Copy, from the material below, each line where "arrow" shows up.

╔══

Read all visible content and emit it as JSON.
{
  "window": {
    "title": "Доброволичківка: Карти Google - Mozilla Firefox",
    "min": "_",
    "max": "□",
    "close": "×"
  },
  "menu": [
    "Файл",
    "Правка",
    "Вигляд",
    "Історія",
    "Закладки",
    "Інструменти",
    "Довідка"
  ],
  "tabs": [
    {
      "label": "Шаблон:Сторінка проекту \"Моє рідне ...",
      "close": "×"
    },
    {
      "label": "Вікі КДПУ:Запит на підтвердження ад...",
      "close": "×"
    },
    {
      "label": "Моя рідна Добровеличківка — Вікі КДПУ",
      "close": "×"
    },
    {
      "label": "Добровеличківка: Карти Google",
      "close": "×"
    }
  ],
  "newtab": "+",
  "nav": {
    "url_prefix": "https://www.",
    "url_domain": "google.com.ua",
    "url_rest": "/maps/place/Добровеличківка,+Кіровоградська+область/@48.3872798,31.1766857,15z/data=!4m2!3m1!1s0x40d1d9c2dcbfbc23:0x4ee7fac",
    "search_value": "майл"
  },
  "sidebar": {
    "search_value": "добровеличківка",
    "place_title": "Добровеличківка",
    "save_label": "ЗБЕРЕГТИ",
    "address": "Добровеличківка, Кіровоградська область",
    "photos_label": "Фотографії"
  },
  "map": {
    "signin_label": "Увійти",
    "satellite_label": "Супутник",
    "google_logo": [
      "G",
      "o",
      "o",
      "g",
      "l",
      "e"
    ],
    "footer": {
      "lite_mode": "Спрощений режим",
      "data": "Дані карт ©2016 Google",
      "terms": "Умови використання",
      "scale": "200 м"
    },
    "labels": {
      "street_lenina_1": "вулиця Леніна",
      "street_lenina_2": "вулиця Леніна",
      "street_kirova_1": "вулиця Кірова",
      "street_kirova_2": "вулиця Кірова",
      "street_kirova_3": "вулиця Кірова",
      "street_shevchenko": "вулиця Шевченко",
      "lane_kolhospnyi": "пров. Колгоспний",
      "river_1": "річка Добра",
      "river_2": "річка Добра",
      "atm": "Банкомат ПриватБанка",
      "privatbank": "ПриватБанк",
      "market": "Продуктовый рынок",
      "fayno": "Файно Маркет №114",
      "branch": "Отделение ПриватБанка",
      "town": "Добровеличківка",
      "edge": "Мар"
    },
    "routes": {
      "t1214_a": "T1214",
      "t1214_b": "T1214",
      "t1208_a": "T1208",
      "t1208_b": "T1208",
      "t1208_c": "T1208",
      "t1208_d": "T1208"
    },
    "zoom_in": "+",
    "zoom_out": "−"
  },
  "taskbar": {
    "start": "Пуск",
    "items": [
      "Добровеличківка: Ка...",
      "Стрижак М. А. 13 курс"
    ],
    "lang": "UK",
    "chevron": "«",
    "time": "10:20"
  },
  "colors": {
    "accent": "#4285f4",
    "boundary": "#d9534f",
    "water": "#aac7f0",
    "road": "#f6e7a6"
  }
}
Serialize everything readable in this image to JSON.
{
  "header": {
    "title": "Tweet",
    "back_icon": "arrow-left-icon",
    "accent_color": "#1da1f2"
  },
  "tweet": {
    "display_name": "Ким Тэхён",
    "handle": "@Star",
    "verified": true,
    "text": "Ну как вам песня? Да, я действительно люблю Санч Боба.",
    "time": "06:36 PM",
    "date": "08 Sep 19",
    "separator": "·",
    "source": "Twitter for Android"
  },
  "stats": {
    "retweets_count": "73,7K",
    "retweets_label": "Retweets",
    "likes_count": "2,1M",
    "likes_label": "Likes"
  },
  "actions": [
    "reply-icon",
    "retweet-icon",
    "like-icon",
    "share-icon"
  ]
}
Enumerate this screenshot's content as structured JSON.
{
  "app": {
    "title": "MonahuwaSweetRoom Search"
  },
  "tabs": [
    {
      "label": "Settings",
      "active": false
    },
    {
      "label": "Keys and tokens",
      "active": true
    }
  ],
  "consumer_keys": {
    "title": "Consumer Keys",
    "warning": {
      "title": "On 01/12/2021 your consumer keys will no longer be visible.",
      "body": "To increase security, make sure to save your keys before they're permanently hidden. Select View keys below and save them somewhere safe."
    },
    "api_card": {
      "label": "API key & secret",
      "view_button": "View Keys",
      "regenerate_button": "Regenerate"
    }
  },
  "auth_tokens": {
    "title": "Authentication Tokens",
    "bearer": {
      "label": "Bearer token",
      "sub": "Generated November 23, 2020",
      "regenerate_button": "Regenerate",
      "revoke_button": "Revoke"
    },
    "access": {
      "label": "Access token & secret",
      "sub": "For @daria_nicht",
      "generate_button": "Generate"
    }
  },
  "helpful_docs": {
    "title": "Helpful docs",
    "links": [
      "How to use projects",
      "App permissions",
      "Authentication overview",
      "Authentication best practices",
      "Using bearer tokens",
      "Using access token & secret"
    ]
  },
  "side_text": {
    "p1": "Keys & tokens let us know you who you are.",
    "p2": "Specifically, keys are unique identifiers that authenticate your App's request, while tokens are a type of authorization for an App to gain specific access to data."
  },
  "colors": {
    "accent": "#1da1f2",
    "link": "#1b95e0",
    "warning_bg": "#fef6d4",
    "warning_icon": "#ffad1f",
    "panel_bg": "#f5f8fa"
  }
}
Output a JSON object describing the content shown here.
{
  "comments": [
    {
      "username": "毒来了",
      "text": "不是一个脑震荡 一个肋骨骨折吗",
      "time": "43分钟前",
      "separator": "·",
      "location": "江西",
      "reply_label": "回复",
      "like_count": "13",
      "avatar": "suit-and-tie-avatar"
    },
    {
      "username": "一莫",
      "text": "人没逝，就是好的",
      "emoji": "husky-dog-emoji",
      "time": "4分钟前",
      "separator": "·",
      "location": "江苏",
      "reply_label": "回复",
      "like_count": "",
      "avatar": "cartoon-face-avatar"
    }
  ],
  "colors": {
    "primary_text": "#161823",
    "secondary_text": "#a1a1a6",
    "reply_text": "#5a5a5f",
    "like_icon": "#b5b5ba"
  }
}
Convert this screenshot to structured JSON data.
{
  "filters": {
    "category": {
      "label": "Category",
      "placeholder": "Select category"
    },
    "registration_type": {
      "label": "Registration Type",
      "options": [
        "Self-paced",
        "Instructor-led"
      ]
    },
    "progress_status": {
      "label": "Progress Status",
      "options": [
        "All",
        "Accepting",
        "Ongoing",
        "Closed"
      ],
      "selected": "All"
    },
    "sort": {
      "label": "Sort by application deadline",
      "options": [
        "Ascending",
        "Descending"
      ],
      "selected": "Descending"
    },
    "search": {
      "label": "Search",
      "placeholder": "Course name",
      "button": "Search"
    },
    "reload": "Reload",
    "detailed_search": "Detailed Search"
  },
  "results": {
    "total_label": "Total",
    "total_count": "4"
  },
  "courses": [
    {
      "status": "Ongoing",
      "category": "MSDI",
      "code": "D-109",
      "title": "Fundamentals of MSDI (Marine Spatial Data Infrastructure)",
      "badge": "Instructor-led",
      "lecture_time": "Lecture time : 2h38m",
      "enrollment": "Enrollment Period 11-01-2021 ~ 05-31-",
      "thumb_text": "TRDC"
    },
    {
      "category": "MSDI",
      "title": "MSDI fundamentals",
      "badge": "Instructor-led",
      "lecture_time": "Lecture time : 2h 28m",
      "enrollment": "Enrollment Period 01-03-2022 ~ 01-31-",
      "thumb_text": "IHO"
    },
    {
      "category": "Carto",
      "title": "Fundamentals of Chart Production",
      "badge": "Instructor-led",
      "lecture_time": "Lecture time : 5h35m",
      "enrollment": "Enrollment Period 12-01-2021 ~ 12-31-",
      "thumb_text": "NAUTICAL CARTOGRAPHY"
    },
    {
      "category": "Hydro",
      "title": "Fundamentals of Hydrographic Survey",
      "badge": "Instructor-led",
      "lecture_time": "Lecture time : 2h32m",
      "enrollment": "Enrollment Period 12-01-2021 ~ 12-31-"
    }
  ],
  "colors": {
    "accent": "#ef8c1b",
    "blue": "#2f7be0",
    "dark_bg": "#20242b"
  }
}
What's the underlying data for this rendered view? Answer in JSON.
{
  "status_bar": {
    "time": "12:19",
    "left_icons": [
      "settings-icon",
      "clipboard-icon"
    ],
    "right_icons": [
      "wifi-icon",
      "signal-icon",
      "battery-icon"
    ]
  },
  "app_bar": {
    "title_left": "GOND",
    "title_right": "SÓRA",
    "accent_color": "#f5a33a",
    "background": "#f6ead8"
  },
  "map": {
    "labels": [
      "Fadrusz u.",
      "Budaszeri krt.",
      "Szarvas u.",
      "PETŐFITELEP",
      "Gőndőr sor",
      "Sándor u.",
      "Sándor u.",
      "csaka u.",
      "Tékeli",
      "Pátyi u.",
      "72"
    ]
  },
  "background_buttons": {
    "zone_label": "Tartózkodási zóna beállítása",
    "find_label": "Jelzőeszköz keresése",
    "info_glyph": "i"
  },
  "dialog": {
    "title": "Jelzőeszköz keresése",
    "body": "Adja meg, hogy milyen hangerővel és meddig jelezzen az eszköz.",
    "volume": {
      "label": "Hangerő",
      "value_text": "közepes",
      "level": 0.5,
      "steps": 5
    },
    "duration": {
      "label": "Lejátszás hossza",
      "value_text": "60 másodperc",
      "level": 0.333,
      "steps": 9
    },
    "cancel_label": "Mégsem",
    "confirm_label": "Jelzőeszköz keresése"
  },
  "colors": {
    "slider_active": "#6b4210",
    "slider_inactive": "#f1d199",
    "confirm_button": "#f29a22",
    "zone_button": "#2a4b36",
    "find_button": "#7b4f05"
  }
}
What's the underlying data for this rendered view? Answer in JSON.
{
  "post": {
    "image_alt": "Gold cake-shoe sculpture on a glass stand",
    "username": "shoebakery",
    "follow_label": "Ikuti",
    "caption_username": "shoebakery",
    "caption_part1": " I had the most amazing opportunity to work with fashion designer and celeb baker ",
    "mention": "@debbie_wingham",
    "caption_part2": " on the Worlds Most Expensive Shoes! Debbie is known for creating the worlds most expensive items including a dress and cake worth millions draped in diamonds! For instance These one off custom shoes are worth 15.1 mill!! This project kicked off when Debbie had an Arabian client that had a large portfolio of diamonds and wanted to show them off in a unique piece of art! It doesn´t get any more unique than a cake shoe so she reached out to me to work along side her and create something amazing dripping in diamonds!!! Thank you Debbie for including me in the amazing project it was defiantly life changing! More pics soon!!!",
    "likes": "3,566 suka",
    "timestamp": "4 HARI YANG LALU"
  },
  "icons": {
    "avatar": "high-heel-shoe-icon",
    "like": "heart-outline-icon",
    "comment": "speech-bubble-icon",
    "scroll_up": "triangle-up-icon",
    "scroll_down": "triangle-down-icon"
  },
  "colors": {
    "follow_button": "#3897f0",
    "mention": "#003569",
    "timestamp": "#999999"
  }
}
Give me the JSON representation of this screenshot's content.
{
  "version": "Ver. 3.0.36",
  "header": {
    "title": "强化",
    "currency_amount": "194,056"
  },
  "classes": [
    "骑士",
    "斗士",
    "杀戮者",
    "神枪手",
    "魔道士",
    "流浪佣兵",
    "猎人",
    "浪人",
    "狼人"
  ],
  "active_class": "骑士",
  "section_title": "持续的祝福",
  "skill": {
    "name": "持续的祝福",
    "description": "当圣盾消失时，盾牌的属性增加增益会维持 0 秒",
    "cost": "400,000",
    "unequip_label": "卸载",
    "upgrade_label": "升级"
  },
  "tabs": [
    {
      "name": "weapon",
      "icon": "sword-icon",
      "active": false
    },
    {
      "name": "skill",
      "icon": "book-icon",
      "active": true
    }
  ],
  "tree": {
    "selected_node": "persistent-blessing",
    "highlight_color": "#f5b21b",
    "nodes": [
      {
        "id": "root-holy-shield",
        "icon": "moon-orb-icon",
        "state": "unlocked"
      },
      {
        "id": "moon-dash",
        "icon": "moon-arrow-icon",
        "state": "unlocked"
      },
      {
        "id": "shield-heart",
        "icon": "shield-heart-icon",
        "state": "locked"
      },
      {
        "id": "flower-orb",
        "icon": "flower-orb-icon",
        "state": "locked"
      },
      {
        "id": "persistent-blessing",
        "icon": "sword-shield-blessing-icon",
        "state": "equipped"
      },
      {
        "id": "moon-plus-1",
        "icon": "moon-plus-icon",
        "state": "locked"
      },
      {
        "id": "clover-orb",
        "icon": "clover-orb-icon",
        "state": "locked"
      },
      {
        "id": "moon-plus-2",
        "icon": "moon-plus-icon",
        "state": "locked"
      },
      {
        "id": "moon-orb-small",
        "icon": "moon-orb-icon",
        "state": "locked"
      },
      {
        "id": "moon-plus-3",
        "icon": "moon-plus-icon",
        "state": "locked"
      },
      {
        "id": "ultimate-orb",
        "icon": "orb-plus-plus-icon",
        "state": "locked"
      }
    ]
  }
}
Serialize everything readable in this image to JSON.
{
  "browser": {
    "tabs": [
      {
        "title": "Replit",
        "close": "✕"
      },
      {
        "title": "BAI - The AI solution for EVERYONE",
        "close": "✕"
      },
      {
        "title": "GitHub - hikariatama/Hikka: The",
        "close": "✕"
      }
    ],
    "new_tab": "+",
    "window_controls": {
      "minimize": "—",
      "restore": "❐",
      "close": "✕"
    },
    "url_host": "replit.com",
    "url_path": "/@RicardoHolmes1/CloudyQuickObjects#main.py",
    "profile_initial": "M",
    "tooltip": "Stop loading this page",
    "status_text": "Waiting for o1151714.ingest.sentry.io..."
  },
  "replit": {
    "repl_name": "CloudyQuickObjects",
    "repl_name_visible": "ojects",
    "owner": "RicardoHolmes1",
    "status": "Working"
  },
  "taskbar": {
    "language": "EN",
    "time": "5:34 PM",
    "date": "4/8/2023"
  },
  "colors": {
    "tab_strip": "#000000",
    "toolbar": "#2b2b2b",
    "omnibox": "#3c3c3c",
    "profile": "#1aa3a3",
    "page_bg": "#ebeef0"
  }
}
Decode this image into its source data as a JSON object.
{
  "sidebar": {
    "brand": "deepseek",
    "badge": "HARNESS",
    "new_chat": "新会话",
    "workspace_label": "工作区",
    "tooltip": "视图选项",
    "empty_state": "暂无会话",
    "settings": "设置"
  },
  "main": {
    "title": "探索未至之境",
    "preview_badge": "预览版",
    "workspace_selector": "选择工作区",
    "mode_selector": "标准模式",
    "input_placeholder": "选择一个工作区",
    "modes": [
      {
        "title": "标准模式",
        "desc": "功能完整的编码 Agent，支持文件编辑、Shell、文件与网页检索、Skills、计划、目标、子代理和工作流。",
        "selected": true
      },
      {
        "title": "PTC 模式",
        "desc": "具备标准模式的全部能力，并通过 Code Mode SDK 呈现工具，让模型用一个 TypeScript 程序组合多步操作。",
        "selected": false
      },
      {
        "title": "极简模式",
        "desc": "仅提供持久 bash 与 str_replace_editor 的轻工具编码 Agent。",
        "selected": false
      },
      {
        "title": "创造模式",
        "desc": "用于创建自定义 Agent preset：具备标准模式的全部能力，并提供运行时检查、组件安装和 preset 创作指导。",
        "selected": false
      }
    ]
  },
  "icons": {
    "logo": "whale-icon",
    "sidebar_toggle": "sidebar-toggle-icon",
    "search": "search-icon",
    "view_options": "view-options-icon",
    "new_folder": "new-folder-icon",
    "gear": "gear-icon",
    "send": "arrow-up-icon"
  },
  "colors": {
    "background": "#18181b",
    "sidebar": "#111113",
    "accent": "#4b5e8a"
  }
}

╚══

> _Finished exercise_
    "back_icon": "arrow-left-icon",
        "icon": "moon-arrow-icon",
    "send": "arrow-up-icon"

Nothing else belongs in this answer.